### Instructions for the task
In this data, count the lines in which "contxt" appears and give only that number.

++++ Data for analysis ++++

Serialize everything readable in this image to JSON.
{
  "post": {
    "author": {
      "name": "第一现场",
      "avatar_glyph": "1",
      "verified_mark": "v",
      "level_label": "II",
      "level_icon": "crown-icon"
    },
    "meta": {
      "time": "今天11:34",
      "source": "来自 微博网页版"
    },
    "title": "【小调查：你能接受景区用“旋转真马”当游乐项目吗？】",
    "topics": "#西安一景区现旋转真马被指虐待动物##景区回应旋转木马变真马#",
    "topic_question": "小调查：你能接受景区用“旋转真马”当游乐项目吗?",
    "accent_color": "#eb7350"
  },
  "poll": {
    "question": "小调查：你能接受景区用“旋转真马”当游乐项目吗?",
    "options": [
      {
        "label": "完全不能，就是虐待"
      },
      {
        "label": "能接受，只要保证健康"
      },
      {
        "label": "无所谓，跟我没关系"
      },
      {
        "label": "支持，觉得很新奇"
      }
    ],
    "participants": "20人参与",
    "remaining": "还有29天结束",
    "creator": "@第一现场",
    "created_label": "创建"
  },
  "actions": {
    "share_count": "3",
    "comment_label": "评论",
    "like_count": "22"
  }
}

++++
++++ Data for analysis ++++

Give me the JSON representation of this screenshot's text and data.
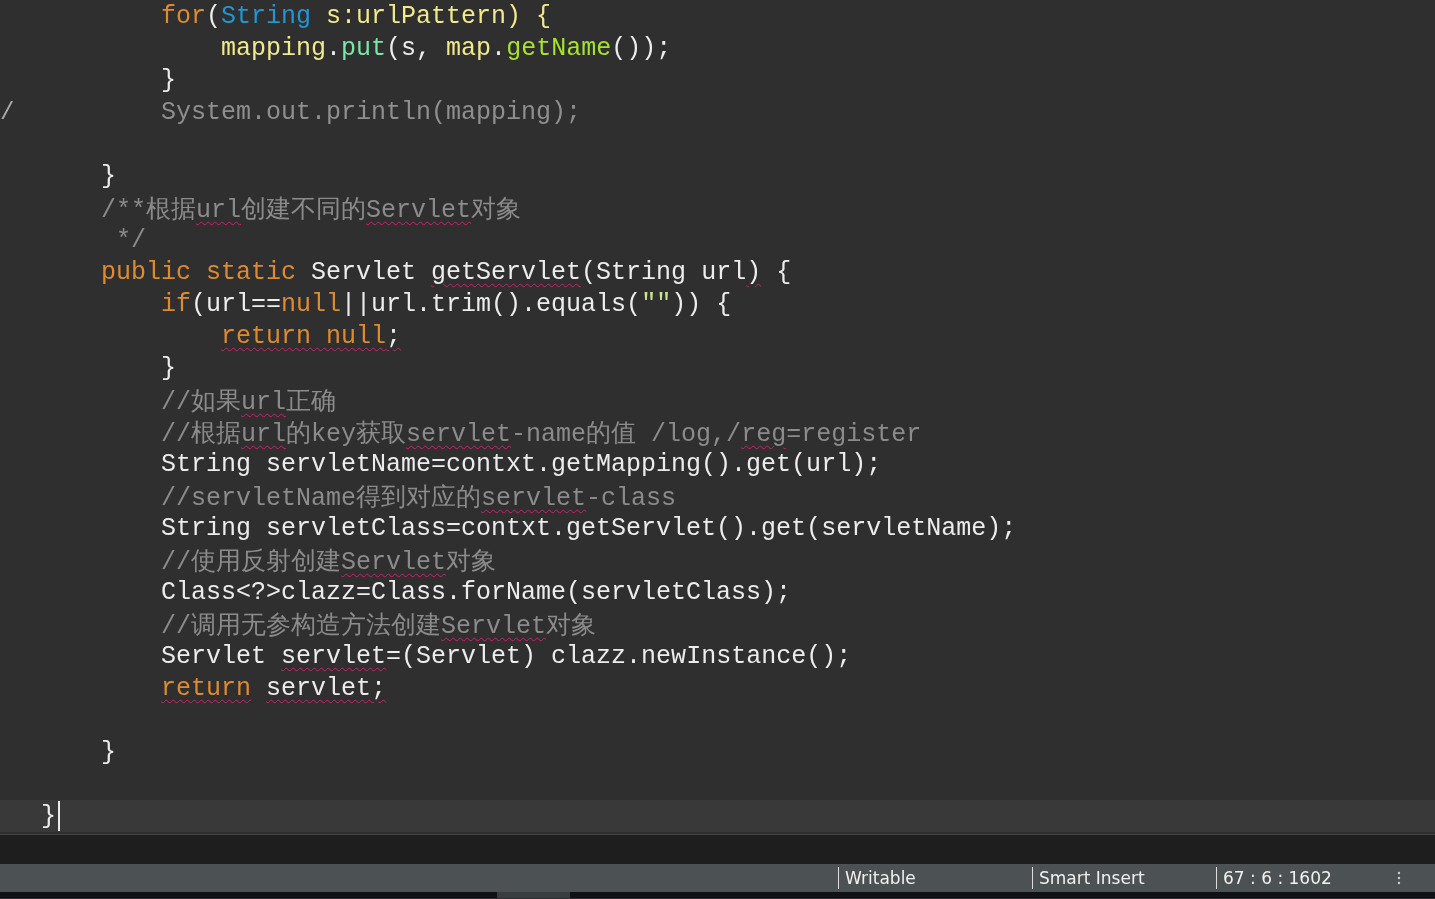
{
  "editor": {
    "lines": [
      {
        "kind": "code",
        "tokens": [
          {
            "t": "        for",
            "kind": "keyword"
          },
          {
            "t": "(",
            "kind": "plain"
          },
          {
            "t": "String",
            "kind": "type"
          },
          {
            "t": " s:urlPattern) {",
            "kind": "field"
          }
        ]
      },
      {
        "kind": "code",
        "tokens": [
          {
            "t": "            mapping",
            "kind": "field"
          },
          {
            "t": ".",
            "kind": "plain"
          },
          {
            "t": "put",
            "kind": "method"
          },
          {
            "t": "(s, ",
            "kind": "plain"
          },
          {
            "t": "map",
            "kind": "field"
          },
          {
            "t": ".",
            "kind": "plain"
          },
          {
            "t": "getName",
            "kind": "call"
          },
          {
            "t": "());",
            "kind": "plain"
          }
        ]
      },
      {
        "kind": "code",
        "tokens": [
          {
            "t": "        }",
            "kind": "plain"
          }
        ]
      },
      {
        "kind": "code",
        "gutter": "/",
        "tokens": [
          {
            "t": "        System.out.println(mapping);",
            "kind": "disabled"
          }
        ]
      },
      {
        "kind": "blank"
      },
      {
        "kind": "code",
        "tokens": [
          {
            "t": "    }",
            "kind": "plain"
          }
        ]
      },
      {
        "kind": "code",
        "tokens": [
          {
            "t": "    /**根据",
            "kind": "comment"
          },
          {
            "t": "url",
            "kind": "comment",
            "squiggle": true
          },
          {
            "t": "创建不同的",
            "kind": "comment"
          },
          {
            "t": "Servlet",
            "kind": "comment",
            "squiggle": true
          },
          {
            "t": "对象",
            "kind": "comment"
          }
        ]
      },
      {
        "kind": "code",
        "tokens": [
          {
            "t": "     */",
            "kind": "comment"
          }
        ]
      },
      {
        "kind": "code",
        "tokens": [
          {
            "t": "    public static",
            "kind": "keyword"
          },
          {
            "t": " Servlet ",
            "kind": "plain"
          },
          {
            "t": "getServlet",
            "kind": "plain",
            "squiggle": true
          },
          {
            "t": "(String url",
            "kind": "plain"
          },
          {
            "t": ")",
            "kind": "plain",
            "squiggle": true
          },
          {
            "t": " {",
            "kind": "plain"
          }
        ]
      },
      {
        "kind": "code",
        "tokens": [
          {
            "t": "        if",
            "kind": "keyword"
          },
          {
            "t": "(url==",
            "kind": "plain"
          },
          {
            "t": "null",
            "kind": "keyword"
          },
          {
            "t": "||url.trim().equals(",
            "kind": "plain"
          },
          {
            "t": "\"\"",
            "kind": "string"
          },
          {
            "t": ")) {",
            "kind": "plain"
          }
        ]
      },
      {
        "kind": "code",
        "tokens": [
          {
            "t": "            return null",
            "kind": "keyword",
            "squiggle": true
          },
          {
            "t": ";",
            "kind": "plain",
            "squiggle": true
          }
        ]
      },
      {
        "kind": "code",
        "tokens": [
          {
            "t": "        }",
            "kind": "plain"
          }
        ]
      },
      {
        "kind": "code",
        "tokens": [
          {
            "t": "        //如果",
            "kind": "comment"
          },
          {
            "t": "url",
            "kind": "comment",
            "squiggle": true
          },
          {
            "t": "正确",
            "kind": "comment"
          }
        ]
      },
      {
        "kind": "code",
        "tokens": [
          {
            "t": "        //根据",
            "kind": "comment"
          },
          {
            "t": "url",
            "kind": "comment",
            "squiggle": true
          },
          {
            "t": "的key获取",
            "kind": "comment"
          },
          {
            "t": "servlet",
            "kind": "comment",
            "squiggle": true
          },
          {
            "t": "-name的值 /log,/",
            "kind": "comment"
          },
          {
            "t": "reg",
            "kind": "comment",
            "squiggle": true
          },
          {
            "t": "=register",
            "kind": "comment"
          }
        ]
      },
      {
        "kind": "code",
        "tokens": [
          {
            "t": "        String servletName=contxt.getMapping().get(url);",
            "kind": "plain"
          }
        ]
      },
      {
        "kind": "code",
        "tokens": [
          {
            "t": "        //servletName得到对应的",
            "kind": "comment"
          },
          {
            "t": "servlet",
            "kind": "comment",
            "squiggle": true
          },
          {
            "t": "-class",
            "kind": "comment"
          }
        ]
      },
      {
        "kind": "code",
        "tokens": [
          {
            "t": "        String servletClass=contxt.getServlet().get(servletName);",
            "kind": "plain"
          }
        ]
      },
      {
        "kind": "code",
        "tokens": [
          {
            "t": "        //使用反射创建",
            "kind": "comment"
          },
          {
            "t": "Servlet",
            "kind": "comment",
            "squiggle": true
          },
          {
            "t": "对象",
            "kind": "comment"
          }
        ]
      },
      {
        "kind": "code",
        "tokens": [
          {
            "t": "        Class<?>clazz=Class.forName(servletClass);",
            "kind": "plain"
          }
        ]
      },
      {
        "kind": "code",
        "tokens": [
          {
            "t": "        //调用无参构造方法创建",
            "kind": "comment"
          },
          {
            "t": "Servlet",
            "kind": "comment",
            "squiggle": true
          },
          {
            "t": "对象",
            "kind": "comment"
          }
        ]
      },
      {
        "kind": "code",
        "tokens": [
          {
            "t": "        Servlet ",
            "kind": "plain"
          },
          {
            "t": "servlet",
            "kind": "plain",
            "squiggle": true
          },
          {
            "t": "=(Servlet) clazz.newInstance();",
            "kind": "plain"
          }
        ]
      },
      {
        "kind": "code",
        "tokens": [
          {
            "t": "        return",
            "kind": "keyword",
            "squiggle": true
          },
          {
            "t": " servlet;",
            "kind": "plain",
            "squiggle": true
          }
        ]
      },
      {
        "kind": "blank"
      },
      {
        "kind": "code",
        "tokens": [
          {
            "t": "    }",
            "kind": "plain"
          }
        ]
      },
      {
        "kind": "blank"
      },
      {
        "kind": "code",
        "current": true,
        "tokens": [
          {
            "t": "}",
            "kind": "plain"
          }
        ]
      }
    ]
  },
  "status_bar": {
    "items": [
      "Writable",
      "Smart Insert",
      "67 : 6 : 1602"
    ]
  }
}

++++

### Response to the exercise
2